WASHINGTON — Al Qaeda increasingly faces sharp criticism from once-loyal sympathizers who openly question its ideology and tactics, including attacks that kill innocent Muslims, according to U.S. intelligence officials, counter-terrorism experts and the group's own communications.
A litany of complaints target Osama bin Laden's network and its affiliates for their actions in Iraq and North Africa, emphasis on suicide bombings instead of political action and tepid support for, or outright antagonism toward, militant groups pressing the Palestinian cause.
The criticism apparently has grown serious enough that Al Qaeda's chief strategist, Ayman Zawahiri, felt compelled to solicit online questions. He responded in an audio message released this month. For more than 90 minutes, Bin Laden's second-in-command tried to defuse the anger.
In March, Zawahiri released a 188-page Internet book to rebut complaints, particularly those of an influential former Islamic militant who said Zawahiri and Bin Laden should be held accountable for violence against Muslims.
Sayyed Imam Sharif, an Egyptian physician who once was a senior theologian for Al Qaeda, was one of Zawahiri's oldest associates. The author of violent manifestoes over the last two decades, Sharif did an about-face while incarcerated in Egypt. Several other prominent Muslim clerics and former militants have similarly condemned Al Qaeda.
Such rifts have been emerging for several years, but they have become increasingly contentious lately, in cyberspace and on the streets of some Arab countries. In addition to Zawahiri, Al Qaeda leaders, including Bin Laden himself, have gone on a public relations offensive. In October, Bin Laden asked followers for forgiveness for the deaths of civilians in Iraq.
Analysts with U.S. and allied intelligence agencies differ over whether the backlash poses significant risks for Al Qaeda, or whether it is simply a public relations problem. The organization is expanding its pool of hard-core recruits, according to one U.S. counter-terrorism official. And Internet communications and other intelligence have shown that its anti-American message continues to resonate with extremists throughout much of the Islamic world.
But Al Qaeda also has sought to use regional groups to become more mainstream and expand its power base. It is in these groups that most of the conflict is occurring.
"We know that all of this matters to Al Qaeda and that its senior leadership is sensitive to the perceived legitimacy of both their actions and their ideology," Juan Carlos Zarate, the White House's deputy national security advisor for combating terrorism, said in a speech Wednesday at the Washington Institute for Near East Policy. "They care about their image because it has real-world effects on recruitment, donations and support in Muslim and religious communities for the Al Qaeda message."
Some counter-terrorism experts say they suspect that some criticism may have been planted on websites by Western intelligence agents, or lodged by imprisoned radicals who have been coerced.

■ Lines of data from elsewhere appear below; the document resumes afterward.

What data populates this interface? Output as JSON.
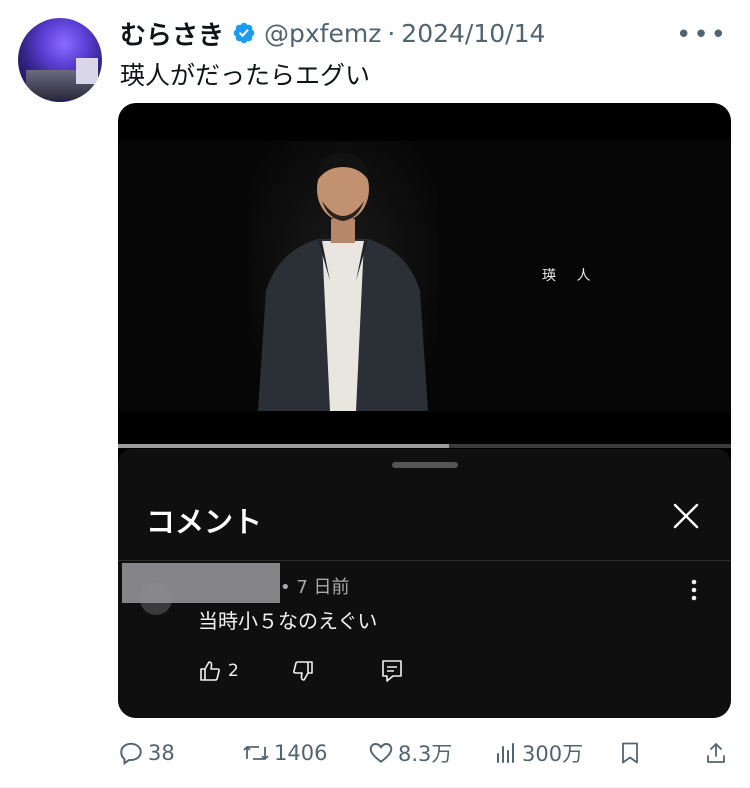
{
  "author": {
    "display_name": "むらさき",
    "handle": "@pxfemz",
    "separator": "·",
    "date": "2024/10/14"
  },
  "tweet": {
    "text": "瑛人がだったらエグい"
  },
  "video": {
    "caption": "瑛 人",
    "progress_fraction": 0.54
  },
  "comments_sheet": {
    "title": "コメント",
    "comment": {
      "meta": "• 7 日前",
      "text": "当時小５なのえぐい",
      "like_count": "2"
    }
  },
  "actions": {
    "replies": "38",
    "reposts": "1406",
    "likes": "8.3万",
    "views": "300万"
  },
  "colors": {
    "verified": "#1d9bf0",
    "secondary_text": "#536471",
    "sheet_bg": "#0f0f0f"
  }
}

But Zarate and others say the dissent is real and widespread.
"There has been a growing rejection of the Al Qaeda program and message," said Zarate, who added that the U.S. and its allies have encouraged the backlash by exploiting rifts between Al Qaeda and once-supportive Islamic fundamentalists objecting to its tactics.
U.S. officials cite a variety of evidence, including intelligence, Internet traffic, statements from Al Qaeda leaders, polling data and even songs by popular Pakistani and Indonesian musicians.
Prominent Saudi cleric Salman Awdah sent an open letter to Bin Laden in September in which he condemned violence against innocents and said Al Qaeda was hurting Muslim charities by its purported ties to them.
"Brother Osama, how much blood has been spilled?" wrote Awdah, who is believed to be independent of the Saudi government. "How many innocents among children, elderly, the weak and women have been killed and made homeless in the name of Al Qaeda?"
"Who benefits from turning countries like Morocco, Algeria, Lebanon or Saudi Arabia into places where fear spreads and no one can feel safe?"
In London this week, former extremists launched the Quilliam Foundation, an organization dedicated to discrediting Al Qaeda and other Islamic extremists.
Zawahiri described his audio message as the first of several "open meetings" and answered complaints, many of them asking why Al Qaeda had killed innocents, including students on a passing bus who died in a bomb attack on the Algerian Constitutional Council in December.
"Excuse me, Mr. Zawahiri, but who is it who is killing with Your Excellency's blessing the innocents in Baghdad, Morocco and Algeria? Do you consider the killing of women and children to be jihad?" asked one questioner whom Zawahiri identified as a geography teacher.